Making changes to Universal Credit – including scrapping the two-child limit – would remove more youngsters from poverty than increasing child benefit payments, new research has concluded.

Independent experts at the Scottish Parliament Information Centre (Spice) concluded this would be “the most effective” of three different policy options they examined.

While changing the child elements of Universal Credit and increasing child benefit payments by £18.45 a week – costing £800 million a year to implement – would both lead to falls in child poverty, Spice concluded cutting the lowest rate of income tax in Scotland to 0% would actually increase the problem.

Abolishing the 19p starter rate of income tax would also cost the Government £800,000 a year and would only benefit families where at least one person is working.

Poorer families would benefit less as they are less likely to be paying income tax, with Spice also warning such a change could result in them losing out on some means-tested benefits.

“Reducing the starter rate of income tax to 0% would be expected to have a small negative effect on child poverty,” the report found.

Spice carried out the analysis in the wake of the Scottish Parliament passing legislation that sets out to cut relative child poverty to less than 10% by 2030-31, while reducing absolute child poverty to below 5%.

Almost a quarter (23%) of children were living in relative poverty in 2016-17 – with this forecast to increase to 27% by 2023-24.

Interim targets set as part of the Child Poverty (Scotland) Act 2017 say by then relative and absolute child poverty should be reduced to under 18% and less than 14% respectively.

The Spice research found increasing child benefits by £18.45 a week would result in 24% living in relative poverty.

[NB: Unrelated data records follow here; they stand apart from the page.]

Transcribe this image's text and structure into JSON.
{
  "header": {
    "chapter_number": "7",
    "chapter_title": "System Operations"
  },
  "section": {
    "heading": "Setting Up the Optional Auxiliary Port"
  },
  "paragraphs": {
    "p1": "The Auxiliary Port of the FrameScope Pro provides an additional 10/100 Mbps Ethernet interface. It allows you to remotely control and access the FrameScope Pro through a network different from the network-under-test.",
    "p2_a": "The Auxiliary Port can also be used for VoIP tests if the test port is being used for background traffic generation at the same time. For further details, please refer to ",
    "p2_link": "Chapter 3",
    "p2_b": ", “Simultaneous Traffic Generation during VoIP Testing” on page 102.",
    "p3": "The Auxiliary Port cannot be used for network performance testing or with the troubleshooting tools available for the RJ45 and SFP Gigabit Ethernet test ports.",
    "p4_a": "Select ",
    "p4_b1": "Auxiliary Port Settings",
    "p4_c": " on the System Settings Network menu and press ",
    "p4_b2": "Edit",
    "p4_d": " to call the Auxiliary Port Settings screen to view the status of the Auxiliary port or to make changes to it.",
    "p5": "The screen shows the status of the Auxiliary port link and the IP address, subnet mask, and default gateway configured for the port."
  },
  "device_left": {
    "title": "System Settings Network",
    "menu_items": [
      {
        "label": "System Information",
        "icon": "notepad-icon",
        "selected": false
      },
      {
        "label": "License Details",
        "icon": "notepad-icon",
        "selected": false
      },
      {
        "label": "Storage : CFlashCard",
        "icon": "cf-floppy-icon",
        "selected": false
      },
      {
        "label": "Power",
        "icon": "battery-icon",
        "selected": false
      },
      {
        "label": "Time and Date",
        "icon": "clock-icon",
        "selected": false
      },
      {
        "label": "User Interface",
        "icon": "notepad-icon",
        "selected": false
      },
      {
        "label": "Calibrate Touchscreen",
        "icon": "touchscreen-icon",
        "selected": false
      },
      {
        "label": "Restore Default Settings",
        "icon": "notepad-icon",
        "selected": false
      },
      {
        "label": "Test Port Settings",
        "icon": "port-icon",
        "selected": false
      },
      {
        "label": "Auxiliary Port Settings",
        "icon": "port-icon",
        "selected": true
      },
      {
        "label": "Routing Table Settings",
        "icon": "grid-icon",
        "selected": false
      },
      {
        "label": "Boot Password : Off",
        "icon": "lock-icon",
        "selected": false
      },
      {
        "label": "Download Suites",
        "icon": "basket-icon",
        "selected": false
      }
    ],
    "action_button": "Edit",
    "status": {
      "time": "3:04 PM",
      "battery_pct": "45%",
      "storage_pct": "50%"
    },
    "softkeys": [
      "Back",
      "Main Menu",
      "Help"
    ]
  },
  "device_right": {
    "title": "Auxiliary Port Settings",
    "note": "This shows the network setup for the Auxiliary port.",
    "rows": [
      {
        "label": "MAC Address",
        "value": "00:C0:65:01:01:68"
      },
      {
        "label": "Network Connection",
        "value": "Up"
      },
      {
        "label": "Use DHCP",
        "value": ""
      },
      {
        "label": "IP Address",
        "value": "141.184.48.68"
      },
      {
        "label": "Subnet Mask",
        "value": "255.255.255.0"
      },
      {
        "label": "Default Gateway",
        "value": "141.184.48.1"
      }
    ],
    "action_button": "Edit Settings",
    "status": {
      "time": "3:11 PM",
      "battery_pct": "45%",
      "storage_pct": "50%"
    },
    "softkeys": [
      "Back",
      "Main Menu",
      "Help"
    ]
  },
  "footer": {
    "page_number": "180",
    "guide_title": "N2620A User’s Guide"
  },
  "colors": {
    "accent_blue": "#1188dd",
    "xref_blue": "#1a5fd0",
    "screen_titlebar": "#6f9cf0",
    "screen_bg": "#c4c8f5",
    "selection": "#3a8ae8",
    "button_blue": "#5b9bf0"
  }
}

But making changes to Universal Credit, by removing the two-child limit, increasing the child element of the payment and reintroducing a family element, could take the child poverty rate down to 22%.

The report noted: “Although this is still higher than the interim target of 18%, it is more effective than the other policy options analysed.”

Spice said the changes to Universal Credit “considered are specifically targeted at poorer households with children so have a larger impact for those households at the bottom of the income distribution and the biggest impact on child poverty”.

As child benefit is not means tested, the report said all families with children would gain from an increase, adding that the “impact of this policy is not directed at poorer families”.